  • Deploy event-driven service oriented architectures – systems of engagement drive extreme agility – and event-driven SOA (also called SOA 2.0) creates this agility by combining service orientation and event processing with technologies such as business process management, business activity monitoring and enterprise service buses
  • Integrate with systems of record where necessary – aside from the cultural issues that organizations will face, this tactic seems the most difficult to me. It’s easy to draw a diagram that has systems of engagement (SOE) on top of systems of record (SOR) with middleware sitting in the middle. But when I think of enabling the edge, I think of empowering them with context, insight and capability at the right time. A framework is required to determine where systems of record are necessary to provide that empowerment, and when they are not. Again, it’s the tension that exists between the SOE and SOR environment that must be managed without negatively affecting the other. The winners are those that manage this tension effectively
  • Shift from the user learning the system to the system learning the user – one of the major benefits of consumer technology is its virtually non-existent learning curve. Our views of training to enable the users of a system are changing. So too is the Amazon-inspired move towards using analytics to learn about the user. The move towards systems of engagement should adopt both these principles
  • Establish Cloud as the core – with emphasis on Public Cloud – cloud computing should increasingly be used for consuming services in a consistent way, wherever the consumer may be, using whatever device they choose. The Cloud portfolio will expand over time to offload work associated with Systems of Record, focus on differentiating Systems of Engagement, and enable a hybrid environment

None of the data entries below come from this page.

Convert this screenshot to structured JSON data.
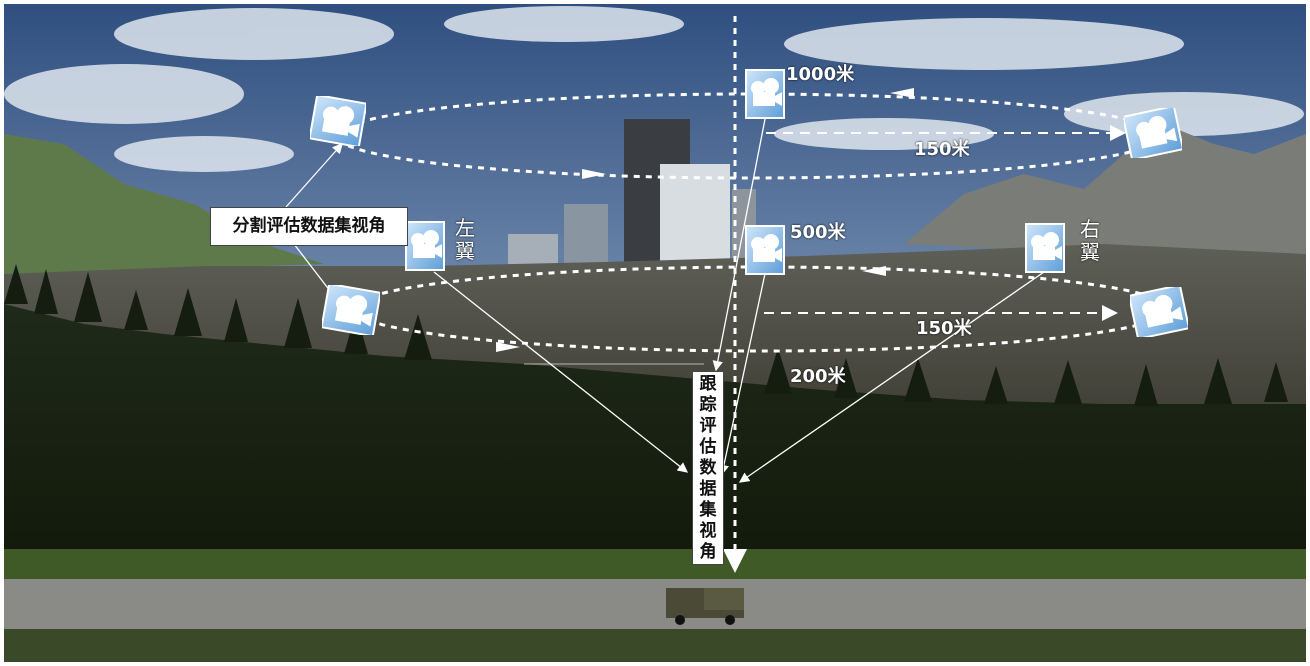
{
  "labels": {
    "alt_1000": "1000米",
    "alt_500": "500米",
    "alt_200": "200米",
    "radius_upper": "150米",
    "radius_lower": "150米",
    "left_wing": "左翼",
    "right_wing": "右翼",
    "segmentation_view": "分割评估数据集视角",
    "tracking_view": "跟踪评估数据集视角"
  },
  "icons": {
    "camera": "camera-icon",
    "vehicle": "truck-icon"
  },
  "colors": {
    "sky_top": "#3d5f8f",
    "sky_bottom": "#b9c8d8",
    "mountain": "#6b7068",
    "trees": "#1b2416",
    "road": "#8a8a86",
    "camera_tile": "#7fb3e0",
    "annotation": "#ffffff"
  }
}
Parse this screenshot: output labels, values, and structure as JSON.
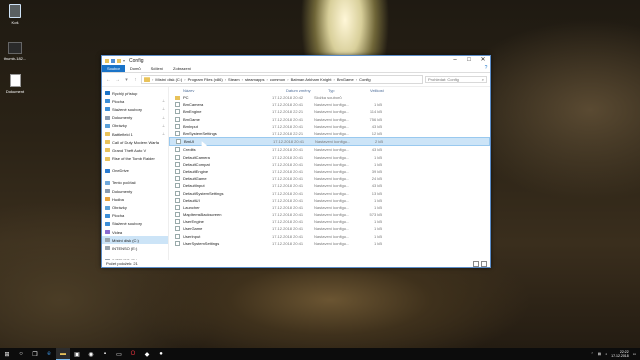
{
  "desktop": {
    "icons": [
      {
        "label": "Koš",
        "kind": "recycle-bin"
      },
      {
        "label": "thumb-182...",
        "kind": "app"
      },
      {
        "label": "Dokument",
        "kind": "document"
      }
    ]
  },
  "window": {
    "title": "Config",
    "ribbon_tabs": [
      "Soubor",
      "Domů",
      "Sdílení",
      "Zobrazení"
    ],
    "active_tab": "Soubor",
    "breadcrumb": [
      "Místní disk (C:)",
      "Program Files (x86)",
      "Steam",
      "steamapps",
      "common",
      "Batman Arkham Knight",
      "BmGame",
      "Config"
    ],
    "search_placeholder": "Prohledat: Config",
    "columns": {
      "name": "Název",
      "date": "Datum změny",
      "type": "Typ",
      "size": "Velikost"
    },
    "files": [
      {
        "name": "PC",
        "date": "17.12.2018 20:42",
        "type": "Složka souborů",
        "size": "",
        "folder": true
      },
      {
        "name": "BmCamera",
        "date": "17.12.2018 20:41",
        "type": "Nastavení konfigu...",
        "size": "1 kB"
      },
      {
        "name": "BmEngine",
        "date": "17.12.2018 22:21",
        "type": "Nastavení konfigu...",
        "size": "114 kB"
      },
      {
        "name": "BmGame",
        "date": "17.12.2018 20:41",
        "type": "Nastavení konfigu...",
        "size": "756 kB"
      },
      {
        "name": "BmInput",
        "date": "17.12.2018 20:41",
        "type": "Nastavení konfigu...",
        "size": "43 kB"
      },
      {
        "name": "BmSystemSettings",
        "date": "17.12.2018 22:21",
        "type": "Nastavení konfigu...",
        "size": "12 kB"
      },
      {
        "name": "BmUI",
        "date": "17.12.2018 20:41",
        "type": "Nastavení konfigu...",
        "size": "2 kB",
        "selected": true
      },
      {
        "name": "Credits",
        "date": "17.12.2018 20:41",
        "type": "Nastavení konfigu...",
        "size": "43 kB"
      },
      {
        "name": "DefaultCamera",
        "date": "17.12.2018 20:41",
        "type": "Nastavení konfigu...",
        "size": "1 kB"
      },
      {
        "name": "DefaultCompat",
        "date": "17.12.2018 20:41",
        "type": "Nastavení konfigu...",
        "size": "1 kB"
      },
      {
        "name": "DefaultEngine",
        "date": "17.12.2018 20:41",
        "type": "Nastavení konfigu...",
        "size": "39 kB"
      },
      {
        "name": "DefaultGame",
        "date": "17.12.2018 20:41",
        "type": "Nastavení konfigu...",
        "size": "24 kB"
      },
      {
        "name": "DefaultInput",
        "date": "17.12.2018 20:41",
        "type": "Nastavení konfigu...",
        "size": "43 kB"
      },
      {
        "name": "DefaultSystemSettings",
        "date": "17.12.2018 20:41",
        "type": "Nastavení konfigu...",
        "size": "13 kB"
      },
      {
        "name": "DefaultUI",
        "date": "17.12.2018 20:41",
        "type": "Nastavení konfigu...",
        "size": "1 kB"
      },
      {
        "name": "Launcher",
        "date": "17.12.2018 20:41",
        "type": "Nastavení konfigu...",
        "size": "1 kB"
      },
      {
        "name": "MapItemsBackscreen",
        "date": "17.12.2018 20:41",
        "type": "Nastavení konfigu...",
        "size": "573 kB"
      },
      {
        "name": "UserEngine",
        "date": "17.12.2018 20:41",
        "type": "Nastavení konfigu...",
        "size": "1 kB"
      },
      {
        "name": "UserGame",
        "date": "17.12.2018 20:41",
        "type": "Nastavení konfigu...",
        "size": "1 kB"
      },
      {
        "name": "UserInput",
        "date": "17.12.2018 20:41",
        "type": "Nastavení konfigu...",
        "size": "1 kB"
      },
      {
        "name": "UserSystemSettings",
        "date": "17.12.2018 20:41",
        "type": "Nastavení konfigu...",
        "size": "1 kB"
      }
    ],
    "nav": [
      {
        "label": "Rychlý přístup",
        "icon": "star-icon",
        "color": "#1a73c7",
        "pin": false
      },
      {
        "label": "Plocha",
        "icon": "desktop-icon",
        "color": "#3b8ed8",
        "pin": true
      },
      {
        "label": "Stažené soubory",
        "icon": "download-icon",
        "color": "#3b8ed8",
        "pin": true
      },
      {
        "label": "Dokumenty",
        "icon": "documents-icon",
        "color": "#8a9bb0",
        "pin": true
      },
      {
        "label": "Obrázky",
        "icon": "pictures-icon",
        "color": "#5aa0d8",
        "pin": true
      },
      {
        "label": "Battlefield 1",
        "icon": "folder-icon",
        "color": "#e8c25a",
        "pin": true
      },
      {
        "label": "Call of Duty Modern Warfa",
        "icon": "folder-icon",
        "color": "#e8c25a",
        "pin": false
      },
      {
        "label": "Grand Theft Auto V",
        "icon": "folder-icon",
        "color": "#e8c25a",
        "pin": false
      },
      {
        "label": "Rise of the Tomb Raider",
        "icon": "folder-icon",
        "color": "#e8c25a",
        "pin": false
      },
      {
        "label": "",
        "icon": "",
        "color": "",
        "pin": false
      },
      {
        "label": "OneDrive",
        "icon": "cloud-icon",
        "color": "#2b7cd3",
        "pin": false
      },
      {
        "label": "",
        "icon": "",
        "color": "",
        "pin": false
      },
      {
        "label": "Tento počítač",
        "icon": "computer-icon",
        "color": "#6fa8dc",
        "pin": false
      },
      {
        "label": "Dokumenty",
        "icon": "documents-icon",
        "color": "#8a9bb0",
        "pin": false
      },
      {
        "label": "Hudba",
        "icon": "music-icon",
        "color": "#e8a33c",
        "pin": false
      },
      {
        "label": "Obrázky",
        "icon": "pictures-icon",
        "color": "#5aa0d8",
        "pin": false
      },
      {
        "label": "Plocha",
        "icon": "desktop-icon",
        "color": "#3b8ed8",
        "pin": false
      },
      {
        "label": "Stažené soubory",
        "icon": "download-icon",
        "color": "#3b8ed8",
        "pin": false
      },
      {
        "label": "Videa",
        "icon": "video-icon",
        "color": "#8a6ad0",
        "pin": false
      },
      {
        "label": "Místní disk (C:)",
        "icon": "drive-icon",
        "color": "#9aa4ad",
        "pin": false,
        "selected": true
      },
      {
        "label": "INTENSO (E:)",
        "icon": "drive-icon",
        "color": "#9aa4ad",
        "pin": false
      },
      {
        "label": "",
        "icon": "",
        "color": "",
        "pin": false
      },
      {
        "label": "INTENSO (E:)",
        "icon": "usb-icon",
        "color": "#9aa4ad",
        "pin": false
      }
    ],
    "status_text": "Počet položek: 21"
  },
  "taskbar": {
    "apps": [
      "windows-start-icon",
      "search-icon",
      "task-view-icon",
      "edge-icon",
      "explorer-icon",
      "store-icon",
      "media-icon",
      "app-icon",
      "terminal-icon",
      "opera-icon",
      "app2-icon",
      "steam-icon"
    ],
    "active_index": 4,
    "time": "22:22",
    "date": "17.12.2018",
    "accent": "#76b9ed"
  }
}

That’s a look at the fifth enabler. For a review of this transformation series to date, here are the links to each of the prior posts:

Forcing Functions:

Growth

Effectiveness and Efficiency

Differentiation

Societal Change

Digital DNA

Enablers:

Structural Change

Edge-Driven Design

Value Ecosystems

Next Generation Experiences

About these ads

About Frank Diana

Mr. Diana has served in various executive roles throughout his career and has 30 years of leadership experience. He is currently leading the digital enterprise efforts for TCS Global Consulting with a focus on enabling the Enterprise of 2020. Prior to joining TCS, Mr. Diana was Executive Vice President of enherent Corp., where he led a business analytics growth initiative focused on leveraging advanced forms of analytics to deliver business outcomes. For Aelera Corporation where he served as Chief Product Officer, he managed the development of a market facing social computing and advanced analytics platform. Mr. Diana served as CEO of Traxian, Inc., a Silicon Valley software start-up focused on the B2B enablement of small and mid-sized businesses. As Chief Technology Officer of Fujitsu Consulting, Mr. Diana developed the company’s extended enterprise vision, serving as the face to the market and analyst community. He began his career at AT&T, holding various senior roles including CIO for the company’s international financial operation. Mr. Diana also sat on various industry steering committees focused on the development of XML-based data standards. He holds a Bachelor of Science degree in computer science from Rider College. Mr. Diana can be reached by email at fdiana@verizon.net View all posts by Frank Diana

11 responses to “A Closer Look at Transformation: Systems of Engagement

Leave a Reply

Fill in your details below or click an icon to log in:

WordPress.com Logo

You are commenting using your WordPress.com account. Log Out / Change )

Twitter picture

You are commenting using your Twitter account. Log Out / Change )

Facebook photo

You are commenting using your Facebook account. Log Out / Change )

Google+ photo

You are commenting using your Google+ account. Log Out / Change )

Connecting to %s

Follow

Get every new post delivered to your Inbox.

Join 152 other followers

%d bloggers like this: